We’re going to try to make a difference once more.

The Zephyr will attempt to become an active participant and cheerleader in rebuilding the Galesburg area.

We invite our readers to join with us in working directly to try to improve the local economy rather than waiting for others to do so for us. The task requires that we retain no more sacred cows, that we worship no more false prophets, that we apply our personal backs and brains toward fixing Galesburg before it’s too late. This area needs jobs — but more than that, we need to remake this community into one that will be attractive and economically viable for the best and brightest of our children to return to raise their families.

We can begin by casting aside some erroneous assumptions that have been too long held.
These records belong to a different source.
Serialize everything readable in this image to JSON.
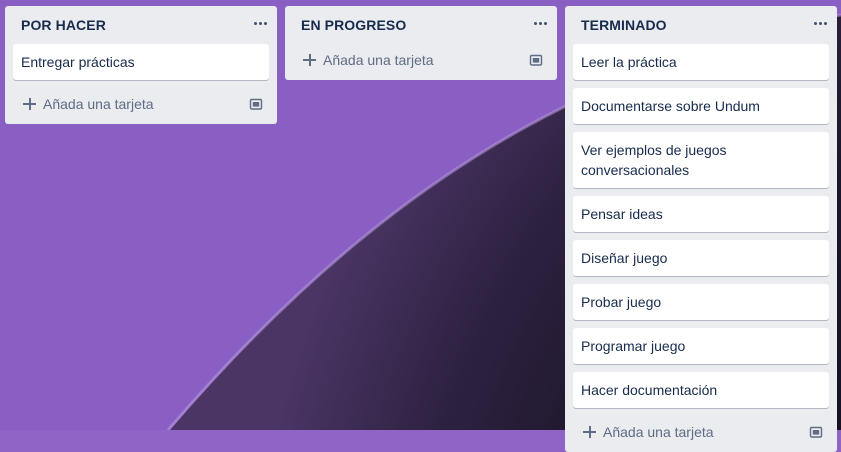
{
  "board": {
    "lists": [
      {
        "title": "POR HACER",
        "cards": [
          "Entregar prácticas"
        ],
        "add_label": "Añada una tarjeta"
      },
      {
        "title": "EN PROGRESO",
        "cards": [],
        "add_label": "Añada una tarjeta"
      },
      {
        "title": "TERMINADO",
        "cards": [
          "Leer la práctica",
          "Documentarse sobre Undum",
          "Ver ejemplos de juegos conversacionales",
          "Pensar ideas",
          "Diseñar juego",
          "Probar juego",
          "Programar juego",
          "Hacer documentación"
        ],
        "add_label": "Añada una tarjeta"
      }
    ]
  },
  "icons": {
    "menu": "more-horizontal-icon",
    "add": "plus-icon",
    "template": "card-template-icon"
  },
  "colors": {
    "list_bg": "#ebecf0",
    "card_bg": "#ffffff",
    "text": "#172b4d",
    "muted": "#5e6c84",
    "background": "#8558bd"
  }
}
The time has come to nurture new ideas, even crazy ones, and foster brainstorming by the width and breadth of this community.

Myth number one: economic development is a job for the professionals. Don’t wait to read about it; get personally involved. Use your personal contacts. Talk to friends, family and colleagues about Galesburg. Volunteer your ideas to us or let us know if you have a contact somewhere who may be useful. We will see to it that they are passed on to the appropriate folks and follow up to insure that that the ball is not dropped. If you’ve already made a suggestion that was apparently ignored, tell us. We’ll try to follow up.

Myth number two: economic development efforts must be secretive. This myth has shielded the "professionals" from being held accountable for far too long. While discretion is important at various points in the process, at some point the need for secrecy ends as business leads either pan out or fizzle out. A thorough post-mortem analysis is necessary when we fail so we may learn from our experiences.

Myth number three: the fate of Galesburg rests on replacing lost manufacturing jobs. Our professionals seem to have focused almost entirely on finding industrial entities to move here — without success. The time has come to recognize that few such opportunities exist (we’re not alone in losing our manufacturing jobs to Mexico or China or Korea.) and the likelihood of successfully attracting one is minute. The economic future of Galesburg rests upon a more diversified economy that balances blue and white collar jobs and nurtures a multitude of smaller employers.

Galesburg needs to attract white collar jobs and nurture the expansion of those that already exist. There is no reason this area cannot be home to any number of service sector, back office or management campuses. We already are home to successful entrepreneurs who should be invited into the tent and asked to participate in the economic rebuilding of Galesburg.

For example, we should be speaking with Community Health Systems, the new owners of Cottage Hospital, about what could be done to help them become a bigger regional healthcare draw.

Myth number four: economic development amounts to seducing companies to move to Galesburg. We’ve tried this without success or worse. Do we really want businesses that only come because we bribe them? Longterm success will only come from growing a community where businesses want to be. We need to focus on our real strengths while acknowledging our weaknesses.

Galesburg sits in the midst of the richest agricultural land in America and we should be able to parlay this into good economic fortune. We should think about developing new profitable uses for corn and soybeans or introduce new crops that will simultaneously support both area farmers and create opportunities for processing and marketing the crops. The economics of ethanol may finally make sense with higher gas prices but perhaps we should be bolder and look toward alcohol as a gasoline replacement rather and a supplement. The technology already exists and has been proven elsewhere.

Final myth: it’s already too late, Galesburg’s goose is already cooked. Haven’t we heard that one before? The time for realistic cheerleadering is upon us. There are plenty of other communities in comparable or worse position to Galesburg. We should welcome outside help but not count on it. We must become self-reliant and willing to stray from the comfortable path. We must work together as a community to promote a better Galesburg. It would be irresponsible to do anything else.

We at the Zephyr ask that you join with us and participate in the process.